— Records supplied —
_ _ _ _
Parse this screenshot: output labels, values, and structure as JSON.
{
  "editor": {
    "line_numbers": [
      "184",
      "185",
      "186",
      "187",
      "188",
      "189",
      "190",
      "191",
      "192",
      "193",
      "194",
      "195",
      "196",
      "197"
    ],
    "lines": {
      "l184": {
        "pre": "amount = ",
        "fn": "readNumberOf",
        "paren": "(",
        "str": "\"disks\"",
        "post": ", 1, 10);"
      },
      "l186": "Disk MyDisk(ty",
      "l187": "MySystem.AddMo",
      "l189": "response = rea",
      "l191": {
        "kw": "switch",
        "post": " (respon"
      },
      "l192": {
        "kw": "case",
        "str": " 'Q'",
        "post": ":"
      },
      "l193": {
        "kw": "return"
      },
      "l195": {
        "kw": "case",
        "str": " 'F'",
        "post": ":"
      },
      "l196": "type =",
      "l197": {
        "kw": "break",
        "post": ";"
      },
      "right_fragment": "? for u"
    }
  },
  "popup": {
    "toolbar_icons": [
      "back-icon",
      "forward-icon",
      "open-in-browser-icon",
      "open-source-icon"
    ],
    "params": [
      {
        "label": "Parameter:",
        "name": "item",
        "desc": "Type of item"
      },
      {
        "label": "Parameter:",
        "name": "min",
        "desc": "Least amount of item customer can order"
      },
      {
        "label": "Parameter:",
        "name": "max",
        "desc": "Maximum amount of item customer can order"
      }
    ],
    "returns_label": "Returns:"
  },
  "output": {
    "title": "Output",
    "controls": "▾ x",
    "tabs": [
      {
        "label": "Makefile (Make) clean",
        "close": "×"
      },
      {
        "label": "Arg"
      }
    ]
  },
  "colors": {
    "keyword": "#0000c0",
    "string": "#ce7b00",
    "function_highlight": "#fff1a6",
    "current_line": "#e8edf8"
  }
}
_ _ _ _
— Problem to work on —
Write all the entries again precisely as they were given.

— Solution to this exercise —
Parse this screenshot: output labels, values, and structure as JSON.
{
  "editor": {
    "line_numbers": [
      "184",
      "185",
      "186",
      "187",
      "188",
      "189",
      "190",
      "191",
      "192",
      "193",
      "194",
      "195",
      "196",
      "197"
    ],
    "lines": {
      "l184": {
        "pre": "amount = ",
        "fn": "readNumberOf",
        "paren": "(",
        "str": "\"disks\"",
        "post": ", 1, 10);"
      },
      "l186": "Disk MyDisk(ty",
      "l187": "MySystem.AddMo",
      "l189": "response = rea",
      "l191": {
        "kw": "switch",
        "post": " (respon"
      },
      "l192": {
        "kw": "case",
        "str": " 'Q'",
        "post": ":"
      },
      "l193": {
        "kw": "return"
      },
      "l195": {
        "kw": "case",
        "str": " 'F'",
        "post": ":"
      },
      "l196": "type =",
      "l197": {
        "kw": "break",
        "post": ";"
      },
      "right_fragment": "? for u"
    }
  },
  "popup": {
    "toolbar_icons": [
      "back-icon",
      "forward-icon",
      "open-in-browser-icon",
      "open-source-icon"
    ],
    "params": [
      {
        "label": "Parameter:",
        "name": "item",
        "desc": "Type of item"
      },
      {
        "label": "Parameter:",
        "name": "min",
        "desc": "Least amount of item customer can order"
      },
      {
        "label": "Parameter:",
        "name": "max",
        "desc": "Maximum amount of item customer can order"
      }
    ],
    "returns_label": "Returns:"
  },
  "output": {
    "title": "Output",
    "controls": "▾ x",
    "tabs": [
      {
        "label": "Makefile (Make) clean",
        "close": "×"
      },
      {
        "label": "Arg"
      }
    ]
  },
  "colors": {
    "keyword": "#0000c0",
    "string": "#ce7b00",
    "function_highlight": "#fff1a6",
    "current_line": "#e8edf8"
  }
}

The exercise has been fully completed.